What comes back must be the data itself, retyped exactly.

Segment Open

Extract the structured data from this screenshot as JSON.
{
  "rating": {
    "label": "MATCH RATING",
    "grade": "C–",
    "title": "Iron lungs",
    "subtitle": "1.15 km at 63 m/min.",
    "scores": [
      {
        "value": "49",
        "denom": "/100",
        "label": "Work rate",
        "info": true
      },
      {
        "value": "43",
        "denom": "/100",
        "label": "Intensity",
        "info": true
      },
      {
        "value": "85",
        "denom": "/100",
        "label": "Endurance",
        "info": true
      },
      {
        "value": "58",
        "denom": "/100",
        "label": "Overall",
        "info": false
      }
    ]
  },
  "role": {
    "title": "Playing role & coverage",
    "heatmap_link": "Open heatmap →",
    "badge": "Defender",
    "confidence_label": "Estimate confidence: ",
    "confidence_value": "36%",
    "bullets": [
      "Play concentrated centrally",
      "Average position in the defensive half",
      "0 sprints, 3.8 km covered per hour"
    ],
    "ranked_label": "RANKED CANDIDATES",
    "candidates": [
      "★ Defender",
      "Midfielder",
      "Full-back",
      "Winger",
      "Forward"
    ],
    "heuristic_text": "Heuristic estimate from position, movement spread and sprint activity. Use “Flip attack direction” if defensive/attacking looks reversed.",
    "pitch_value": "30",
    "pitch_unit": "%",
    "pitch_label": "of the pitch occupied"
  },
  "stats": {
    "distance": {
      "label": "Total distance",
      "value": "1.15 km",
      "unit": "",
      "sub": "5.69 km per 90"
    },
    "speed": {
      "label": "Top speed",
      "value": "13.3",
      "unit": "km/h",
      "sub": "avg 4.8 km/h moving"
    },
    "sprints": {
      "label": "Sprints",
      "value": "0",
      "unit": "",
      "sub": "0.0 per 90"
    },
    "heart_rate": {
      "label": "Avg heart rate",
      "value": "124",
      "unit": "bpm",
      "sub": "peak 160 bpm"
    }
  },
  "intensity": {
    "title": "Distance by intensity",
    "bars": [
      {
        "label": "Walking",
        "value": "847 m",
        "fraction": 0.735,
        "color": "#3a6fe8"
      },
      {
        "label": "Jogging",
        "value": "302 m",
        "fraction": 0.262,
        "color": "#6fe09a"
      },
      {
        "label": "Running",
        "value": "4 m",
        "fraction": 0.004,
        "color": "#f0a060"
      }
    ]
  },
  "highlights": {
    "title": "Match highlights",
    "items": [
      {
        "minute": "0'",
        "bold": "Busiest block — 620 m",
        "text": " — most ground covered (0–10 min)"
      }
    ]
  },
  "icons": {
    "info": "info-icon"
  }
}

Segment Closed

* _Output for this exercise_:
Extract the structured data from this screenshot as JSON.
{
  "rating": {
    "label": "MATCH RATING",
    "grade": "C–",
    "title": "Iron lungs",
    "subtitle": "1.15 km at 63 m/min.",
    "scores": [
      {
        "value": "49",
        "denom": "/100",
        "label": "Work rate",
        "info": true
      },
      {
        "value": "43",
        "denom": "/100",
        "label": "Intensity",
        "info": true
      },
      {
        "value": "85",
        "denom": "/100",
        "label": "Endurance",
        "info": true
      },
      {
        "value": "58",
        "denom": "/100",
        "label": "Overall",
        "info": false
      }
    ]
  },
  "role": {
    "title": "Playing role & coverage",
    "heatmap_link": "Open heatmap →",
    "badge": "Defender",
    "confidence_label": "Estimate confidence: ",
    "confidence_value": "36%",
    "bullets": [
      "Play concentrated centrally",
      "Average position in the defensive half",
      "0 sprints, 3.8 km covered per hour"
    ],
    "ranked_label": "RANKED CANDIDATES",
    "candidates": [
      "★ Defender",
      "Midfielder",
      "Full-back",
      "Winger",
      "Forward"
    ],
    "heuristic_text": "Heuristic estimate from position, movement spread and sprint activity. Use “Flip attack direction” if defensive/attacking looks reversed.",
    "pitch_value": "30",
    "pitch_unit": "%",
    "pitch_label": "of the pitch occupied"
  },
  "stats": {
    "distance": {
      "label": "Total distance",
      "value": "1.15 km",
      "unit": "",
      "sub": "5.69 km per 90"
    },
    "speed": {
      "label": "Top speed",
      "value": "13.3",
      "unit": "km/h",
      "sub": "avg 4.8 km/h moving"
    },
    "sprints": {
      "label": "Sprints",
      "value": "0",
      "unit": "",
      "sub": "0.0 per 90"
    },
    "heart_rate": {
      "label": "Avg heart rate",
      "value": "124",
      "unit": "bpm",
      "sub": "peak 160 bpm"
    }
  },
  "intensity": {
    "title": "Distance by intensity",
    "bars": [
      {
        "label": "Walking",
        "value": "847 m",
        "fraction": 0.735,
        "color": "#3a6fe8"
      },
      {
        "label": "Jogging",
        "value": "302 m",
        "fraction": 0.262,
        "color": "#6fe09a"
      },
      {
        "label": "Running",
        "value": "4 m",
        "fraction": 0.004,
        "color": "#f0a060"
      }
    ]
  },
  "highlights": {
    "title": "Match highlights",
    "items": [
      {
        "minute": "0'",
        "bold": "Busiest block — 620 m",
        "text": " — most ground covered (0–10 min)"
      }
    ]
  },
  "icons": {
    "info": "info-icon"
  }
}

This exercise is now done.